SMS is still king of mobile marketing in Africa, but the picture is rapidly changing
Marketers who want to use mobile devices to interact with consumers in Africa will find that SMS and USSD still offer them the ability to reach the widest swathe of customers at the lowest costs. However, the rapid growth in smartphone penetration means that the picture will look markedly different by 2020.
That’s according to Jacques Swanepoel, COO of Cellfind, who says that the fact that so many African customers are still using basic cellphones and feature phones means that many organisations will find that SMS marketing and communication still offers them the best return on investment. But they will also benefit from using apps, the web and even video to interact with top-tier clients as they prepare for a continent with more mobile Internet users.

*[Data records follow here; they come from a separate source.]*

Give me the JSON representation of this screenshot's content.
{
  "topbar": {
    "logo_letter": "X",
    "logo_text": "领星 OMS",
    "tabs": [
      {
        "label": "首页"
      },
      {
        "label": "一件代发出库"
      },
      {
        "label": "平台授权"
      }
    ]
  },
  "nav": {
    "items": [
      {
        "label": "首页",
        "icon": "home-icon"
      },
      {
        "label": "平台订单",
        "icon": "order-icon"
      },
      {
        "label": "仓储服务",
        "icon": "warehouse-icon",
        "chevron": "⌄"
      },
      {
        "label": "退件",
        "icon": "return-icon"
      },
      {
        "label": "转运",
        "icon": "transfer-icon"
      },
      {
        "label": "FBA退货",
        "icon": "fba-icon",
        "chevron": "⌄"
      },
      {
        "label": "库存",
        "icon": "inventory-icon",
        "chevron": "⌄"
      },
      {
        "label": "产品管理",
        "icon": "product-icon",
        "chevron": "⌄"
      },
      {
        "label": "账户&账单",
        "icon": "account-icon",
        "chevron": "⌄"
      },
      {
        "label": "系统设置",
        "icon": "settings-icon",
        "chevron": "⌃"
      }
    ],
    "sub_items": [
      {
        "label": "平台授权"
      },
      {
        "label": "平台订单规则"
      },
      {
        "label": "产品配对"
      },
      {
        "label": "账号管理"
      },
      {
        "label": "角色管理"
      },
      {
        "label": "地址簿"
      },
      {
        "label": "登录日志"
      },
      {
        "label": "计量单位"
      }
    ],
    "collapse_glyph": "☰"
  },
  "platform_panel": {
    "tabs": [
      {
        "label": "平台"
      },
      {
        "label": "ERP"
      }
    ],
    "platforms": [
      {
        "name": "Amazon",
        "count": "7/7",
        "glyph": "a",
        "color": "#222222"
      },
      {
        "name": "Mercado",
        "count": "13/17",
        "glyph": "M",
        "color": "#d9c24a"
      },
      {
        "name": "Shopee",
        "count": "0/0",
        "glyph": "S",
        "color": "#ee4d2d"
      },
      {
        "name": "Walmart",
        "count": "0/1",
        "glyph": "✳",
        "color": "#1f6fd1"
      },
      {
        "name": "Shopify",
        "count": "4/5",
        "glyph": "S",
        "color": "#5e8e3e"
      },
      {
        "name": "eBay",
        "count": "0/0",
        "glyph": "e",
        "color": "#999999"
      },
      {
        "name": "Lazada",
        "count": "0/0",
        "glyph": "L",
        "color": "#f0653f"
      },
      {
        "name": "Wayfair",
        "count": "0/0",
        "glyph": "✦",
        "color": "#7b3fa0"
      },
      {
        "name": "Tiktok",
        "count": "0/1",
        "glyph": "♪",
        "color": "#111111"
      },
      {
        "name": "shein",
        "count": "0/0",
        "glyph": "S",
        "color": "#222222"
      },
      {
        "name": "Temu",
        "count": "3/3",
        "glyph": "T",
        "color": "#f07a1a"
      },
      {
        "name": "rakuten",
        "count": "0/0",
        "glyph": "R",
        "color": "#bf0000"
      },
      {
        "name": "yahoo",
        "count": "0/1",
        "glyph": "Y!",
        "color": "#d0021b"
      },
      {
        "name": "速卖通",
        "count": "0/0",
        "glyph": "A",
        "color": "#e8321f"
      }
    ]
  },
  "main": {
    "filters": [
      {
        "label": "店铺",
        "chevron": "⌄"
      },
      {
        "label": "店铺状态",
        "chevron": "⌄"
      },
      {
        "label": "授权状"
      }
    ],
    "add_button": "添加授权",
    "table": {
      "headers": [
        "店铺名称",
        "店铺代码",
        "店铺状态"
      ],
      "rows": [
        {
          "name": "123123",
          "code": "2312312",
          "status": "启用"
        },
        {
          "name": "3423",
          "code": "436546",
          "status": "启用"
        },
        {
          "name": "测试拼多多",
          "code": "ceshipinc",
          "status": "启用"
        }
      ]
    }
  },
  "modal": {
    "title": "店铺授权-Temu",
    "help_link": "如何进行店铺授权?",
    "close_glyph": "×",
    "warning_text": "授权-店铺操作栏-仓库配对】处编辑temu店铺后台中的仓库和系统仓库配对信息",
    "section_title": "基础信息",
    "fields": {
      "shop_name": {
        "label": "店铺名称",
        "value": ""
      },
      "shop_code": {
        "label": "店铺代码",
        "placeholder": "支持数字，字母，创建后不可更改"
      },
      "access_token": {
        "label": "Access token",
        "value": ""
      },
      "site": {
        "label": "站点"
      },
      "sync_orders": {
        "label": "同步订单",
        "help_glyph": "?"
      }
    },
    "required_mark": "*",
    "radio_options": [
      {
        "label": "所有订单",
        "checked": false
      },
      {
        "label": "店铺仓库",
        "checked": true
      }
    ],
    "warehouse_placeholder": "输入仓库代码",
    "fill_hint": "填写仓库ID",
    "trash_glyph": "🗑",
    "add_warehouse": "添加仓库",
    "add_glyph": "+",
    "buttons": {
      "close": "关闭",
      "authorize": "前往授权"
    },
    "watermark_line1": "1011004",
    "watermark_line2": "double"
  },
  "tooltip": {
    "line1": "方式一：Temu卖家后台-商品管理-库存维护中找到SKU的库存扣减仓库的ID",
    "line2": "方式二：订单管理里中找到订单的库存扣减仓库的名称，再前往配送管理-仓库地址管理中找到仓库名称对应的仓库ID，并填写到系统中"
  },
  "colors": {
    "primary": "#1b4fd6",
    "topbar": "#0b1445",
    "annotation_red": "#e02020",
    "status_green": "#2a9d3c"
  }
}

Swanepoel notes that high data costs, relatively low penetration of smartphones, and slow rollout of 4G by operators mean that many customers are still not using their mobile devices to access the Internet. According to a 2015 report from the GSM Association (GSMA), 4G accounted for only 1% of Africa’s connection base last year. Smartphones accounted for 20% of connections, with penetration expected to reach a third by 2017 and more than half by 2020, says the GSMA. Smartphone growth is being driven by falling prices, with sub-$100 and even sub$-50 devices hit the market.

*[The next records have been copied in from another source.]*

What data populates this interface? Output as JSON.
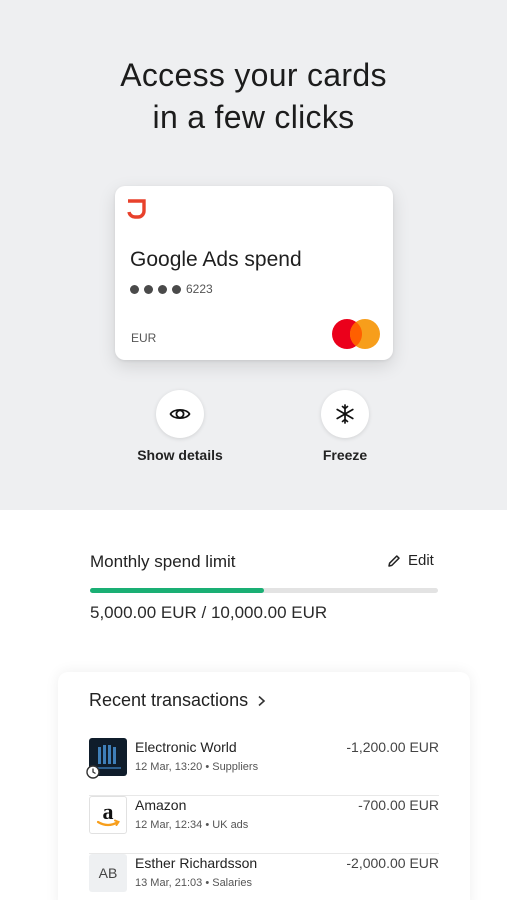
{
  "headline": {
    "line1": "Access your cards",
    "line2": "in a few clicks"
  },
  "card": {
    "name": "Google Ads spend",
    "last_four": "6223",
    "currency": "EUR",
    "brand_icon": "mastercard-icon",
    "colors": {
      "logo": "#e8412b",
      "mc_red": "#eb001b",
      "mc_orange": "#f79e1b"
    }
  },
  "actions": [
    {
      "label": "Show details",
      "icon": "eye-icon"
    },
    {
      "label": "Freeze",
      "icon": "snowflake-icon"
    }
  ],
  "spend_limit": {
    "title": "Monthly spend limit",
    "edit_label": "Edit",
    "values_text": "5,000.00 EUR /  10,000.00 EUR",
    "progress_fraction": 0.5,
    "bar_color": "#1aaf74"
  },
  "transactions": {
    "title": "Recent transactions",
    "items": [
      {
        "merchant": "Electronic World",
        "meta": "12 Mar, 13:20 • Suppliers",
        "amount": "-1,200.00 EUR",
        "icon": "store-logo"
      },
      {
        "merchant": "Amazon",
        "meta": "12 Mar, 12:34 • UK ads",
        "amount": "-700.00 EUR",
        "icon": "amazon-logo"
      },
      {
        "merchant": "Esther Richardsson",
        "meta": "13 Mar, 21:03 • Salaries",
        "amount": "-2,000.00 EUR",
        "initials": "AB"
      }
    ]
  }
}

“The numbers show us that an app-only or web-only strategy risks leaving a significant portion of the customer base behind, whereas SMS and USSD can be used to communicate with anyone with a GSM handset,” says Swanepoel.
“However, the business case for apps varies between different countries and different organisations’ customer bases.”
Swanepoel notes that middle-class and richer African consumers have higher expectations of the mobile brand experience because they use apps from Twitter, Facebook and others every day. Companies that target this demographic may benefit from offering a good mobile app or a rich, responsive website tailored for mobile screens and connections.
This approach can achieve good engagement rates and return on investment since many countries in Africa are mobile-first or mobile-only. African customers with smartphones may engage more heavily with mobile sites or download more apps because the device is their only computer.
However, Swanepoel says that companies that embrace apps need to research their markets carefully to understand what platforms their customers are using. The market is heavily fragmented and there are still many customers with old versions of Android or with BlackBerry 7 phones in the market.
It can be difficult to provide a consistent experience across legacy platforms and newer smartphone operating systems, and it is expensive to try and support everything. Hard decisions need to be made – as WhatsApp has discovered from the criticism it has received for deciding to abandon support for all BlackBerry operating systems as well as older Symbian, Android and Windows devices from end 2016.
“Smartphones introduce many complexities for African marketers, which is why we advise them to start experimenting with them now in order to prepare for the future,” says Swanepoel. “At the same time, they should keep leveraging SMS to make sure they are covering every user with a GSM phone.”
Swanepoel offers the following tips for engaging with African consumers on their smartphones:
Know your customer: Factors such as smartphone penetration, disposable income, and data costs vary widely between African countries. Savvy marketers should research what devices their customers have (cellphone, feature phone, smartphones and platforms) and then segment them according to how they might interact with the company.
Do some ROI calculations: Developing apps and responsive websites can be expensive – ensure that the money will be well spent. If smartphone users are a small part of your customer base, you could leverage social media platforms to interact with them.
Be respectful and personal: By segmenting the SMS marketing database, marketers can personalise messages to clients’ needs and interest. As such, SMSes can be leveraged as effectively for one-to-one marketing as it can for bulk messaging. Apps and the web offer even richer options for personalisation, leveraging contextual and location data.
Remember that SMS is still powerful and cost-effective: A simple text message remains one of the most efficient, effective and affordable ways to interact with your customers. It is reliable and immediate. It can be accessed on any cellphone and allows for two-way communication between your business and the customer. Don’t neglect it in the marketing mix.
Cellfind is Africa’s largest enabler of mobile messaging, mobile financial services and value added services.
Its mobile business solutions create new revenue opportunities for telecom operators and empower enterprise customers to streamline how they connect, interact and transact with their customer bases through multi-communication channels.
Cellfind operates the following business units:
Cellfind Communication Services offers secure and reliable, high-volume multi-channel messaging solutions including SMS, USSD, Instant Messaging, Email and premium services.
Cellfind Value Added Services (VAS) provides Emergency Assist, geolocation and information solutions that help companies better engage their customers, provide added relevant value, and enable mobile operators to monetise their networks while differentiating their offerings.
Cellfind Mobile Financial Services serves financial institutions across the continent with a range of robust and intelligent mobile banking, mobile security and mobile money solutions. Cellfind also provides state-of-the-art mobile financial statement delivery solutions to the continent.
Cellfind is a member of the JSE-listed Blue Label Telecoms Group; a founding member of the Wireless Application Service Provider Association (WASPA) and an Accredited Service Provider for Vodacom, MTN and Cell C.